Your response should reproduce every line of the entries that contains the word "time".

Stored records:
------------------------

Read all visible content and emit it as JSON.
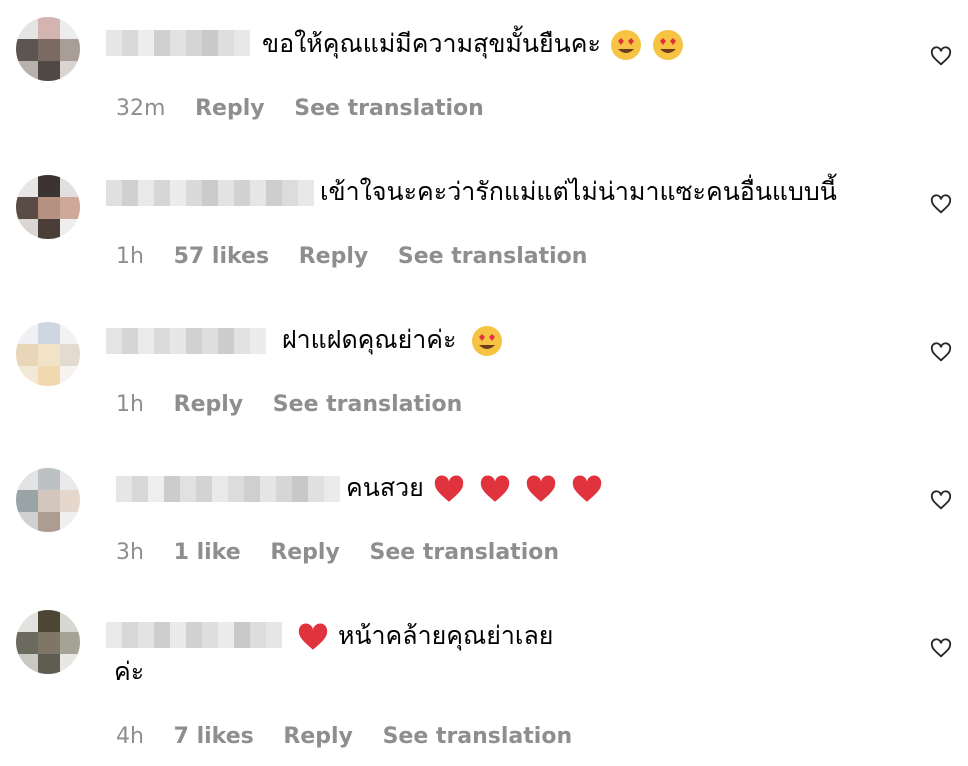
{
  "comments": [
    {
      "text": "ขอให้คุณแม่มีความสุขมั้นยืนคะ",
      "emojis": [
        "heart-eyes-emoji",
        "heart-eyes-emoji"
      ],
      "time": "32m",
      "likes": "",
      "reply": "Reply",
      "see_translation": "See translation"
    },
    {
      "text": "เข้าใจนะคะว่ารักแม่แต่ไม่น่ามาแซะคนอื่นแบบนี้",
      "emojis": [],
      "time": "1h",
      "likes": "57 likes",
      "reply": "Reply",
      "see_translation": "See translation"
    },
    {
      "text": "ฝาแฝดคุณย่าค่ะ",
      "emojis": [
        "heart-eyes-emoji"
      ],
      "time": "1h",
      "likes": "",
      "reply": "Reply",
      "see_translation": "See translation"
    },
    {
      "text": "คนสวย",
      "emojis": [
        "red-heart-emoji",
        "red-heart-emoji",
        "red-heart-emoji",
        "red-heart-emoji"
      ],
      "time": "3h",
      "likes": "1 like",
      "reply": "Reply",
      "see_translation": "See translation"
    },
    {
      "text": "หน้าคล้ายคุณย่าเลย",
      "text_line2": "ค่ะ",
      "emojis_before": [
        "red-heart-emoji"
      ],
      "time": "4h",
      "likes": "7 likes",
      "reply": "Reply",
      "see_translation": "See translation"
    }
  ],
  "colors": {
    "meta": "#8e8e8e",
    "emoji_face": "#f6c343",
    "emoji_heart": "#e0333d",
    "like_icon": "#262626"
  },
  "icons": {
    "like_button": "heart-outline-icon"
  }
}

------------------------

Reply to the task:
      "time": "32m",
      "time": "1h",
      "time": "1h",
      "time": "3h",
      "time": "4h",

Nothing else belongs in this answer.